Counterfeiting is a huge problem for companies worldwide and a recent estimate by the World Trademark Review attaches an annual sum of over $600 billion lost due to global brand theft. This staggering sum includes loss of revenue to brand owners, unpaid government taxes, job cuts at manufacturing firms and even death or injury caused by fake or sub-standard pharmaceuticals.
Counterfeiters target an array of different legitimate products to pass off as their own, or alternatively they distribute faulty or imitation goods with forged labels and packaging which are sold to look genuine. Products such as medicine, wines and spirits, clothing and footwear, toys and electrical goods are all typical examples of counterfeited products.
The good news for brand owners is that there are many anti-counterfeiting technologies available that can be used to protect labels and packaging. Brand protection can be built into both the design and the physical make-up of the labels and then have tracking data applied to it to assist in authentication procedures.
Image technology is one way to protect your brand’s labels. Available features include the use of overt systems which are detectible by the naked eye, or covert which include machine-readable labels that are only visible with special equipment. A hologram is an example of an optical variable device (OVD) that is one of the layers of protection that can be applied to a label to stop it from being copied.
Protecting the way in which a label is printed is one of the most important ways to secure the design of your brand. Labels are made up of ink, mediums such as paper, film or cardboard and then coated, often with a varnish. All of these aspects of a label are able to have a security feature installed within them.
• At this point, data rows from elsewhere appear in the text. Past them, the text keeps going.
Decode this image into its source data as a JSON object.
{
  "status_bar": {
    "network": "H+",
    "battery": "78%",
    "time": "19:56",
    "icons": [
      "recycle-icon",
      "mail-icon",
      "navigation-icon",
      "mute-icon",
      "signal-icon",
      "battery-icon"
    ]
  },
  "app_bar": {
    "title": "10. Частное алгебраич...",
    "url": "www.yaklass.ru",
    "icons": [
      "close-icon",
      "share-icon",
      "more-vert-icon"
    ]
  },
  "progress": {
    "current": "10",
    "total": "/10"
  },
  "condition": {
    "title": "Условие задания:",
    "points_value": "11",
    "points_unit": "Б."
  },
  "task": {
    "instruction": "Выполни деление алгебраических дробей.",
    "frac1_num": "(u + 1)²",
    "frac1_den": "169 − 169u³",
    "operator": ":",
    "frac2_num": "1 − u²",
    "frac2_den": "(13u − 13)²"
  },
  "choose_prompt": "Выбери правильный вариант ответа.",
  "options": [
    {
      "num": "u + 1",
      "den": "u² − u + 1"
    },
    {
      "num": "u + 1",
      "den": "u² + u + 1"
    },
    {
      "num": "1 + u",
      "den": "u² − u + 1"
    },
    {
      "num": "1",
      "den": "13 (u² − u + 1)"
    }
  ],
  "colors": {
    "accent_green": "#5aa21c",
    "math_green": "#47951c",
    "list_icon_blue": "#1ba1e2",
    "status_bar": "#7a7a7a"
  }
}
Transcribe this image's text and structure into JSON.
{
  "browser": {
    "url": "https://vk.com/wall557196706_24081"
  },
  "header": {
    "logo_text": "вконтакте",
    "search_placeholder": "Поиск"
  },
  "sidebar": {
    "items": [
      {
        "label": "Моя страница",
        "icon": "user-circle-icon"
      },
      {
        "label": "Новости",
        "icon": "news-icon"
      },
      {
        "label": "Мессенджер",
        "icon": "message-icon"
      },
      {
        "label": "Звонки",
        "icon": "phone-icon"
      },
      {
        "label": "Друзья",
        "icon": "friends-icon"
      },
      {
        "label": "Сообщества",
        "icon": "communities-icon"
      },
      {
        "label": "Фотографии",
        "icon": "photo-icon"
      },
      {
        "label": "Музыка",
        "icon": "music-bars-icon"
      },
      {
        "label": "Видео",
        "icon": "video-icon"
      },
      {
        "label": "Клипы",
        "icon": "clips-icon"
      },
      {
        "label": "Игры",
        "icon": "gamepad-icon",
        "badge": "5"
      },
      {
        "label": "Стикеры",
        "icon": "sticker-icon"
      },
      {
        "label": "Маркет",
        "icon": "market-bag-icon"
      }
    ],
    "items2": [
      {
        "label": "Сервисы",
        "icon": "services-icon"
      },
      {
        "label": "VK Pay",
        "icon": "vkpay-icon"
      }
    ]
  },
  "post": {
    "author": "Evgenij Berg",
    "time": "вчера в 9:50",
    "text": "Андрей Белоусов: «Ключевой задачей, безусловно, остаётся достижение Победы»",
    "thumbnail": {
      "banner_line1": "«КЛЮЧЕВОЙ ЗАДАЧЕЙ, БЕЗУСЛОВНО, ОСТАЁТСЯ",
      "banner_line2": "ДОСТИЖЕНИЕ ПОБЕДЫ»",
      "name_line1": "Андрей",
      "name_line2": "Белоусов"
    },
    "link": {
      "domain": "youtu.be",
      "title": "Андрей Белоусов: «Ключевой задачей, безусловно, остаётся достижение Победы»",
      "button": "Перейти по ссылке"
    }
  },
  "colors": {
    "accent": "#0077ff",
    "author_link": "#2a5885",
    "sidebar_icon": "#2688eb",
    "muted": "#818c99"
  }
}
Whether it be the use of a wide colour gamut for special colours, or the identification of specific chemicals that are used within the label ink, there are numerous ways to secure your label and make it easily identifiable against a fake. An alternative option is to focus on the use of tamper evident labels, which use films that shred into pieces when a layer of the label is interfered with.
Another way to stop counterfeiting is to halt any criminal activity within the distribution chain. If brands enable the tracking and tracing of their goods by either printing a sequential code with each impression of their label design, or employing the matching of hidden codes to printed codes, then this allows for easy checking during shipping which ensures that containers are not lost or diverted on to counterfeiting organisations.
Existing technologies range from being reasonably cost-effective to quite expensive, but the best way to keep a brand secure would be to use a combination of technologies that suits your company’s budget. It would also be wise to regularly review and adapt the technologies you use in order to optimise your security procedures, effectively keeping counterfeiters at bay and your brand safe from thieves.
The more succinct you are, the more you can spread your brand message, because your audience will be able to understand it, which is how you will achieve brand recognition. There’s only so much space available for your text, so be sure to choose words that have the biggest impact and sells your brand efficiently. It is important to use good quality label suppliers to ensure that labels are consistent and of a high quality.
If your competitors have product offerings that are similarly priced, the difference between customers choosing their product over yours could simply be down to the labelling. The cost of investing in labelling is relatively minimal, but the cost that incorrect or poor labelling can have on your business can be immeasurable.
Tammy Wiltshire works for the leading UK label manufacturer, Labelnet. Based in Ongar, Essex, Labelnet design and manufacture high quality branded labels, stickers and packaging.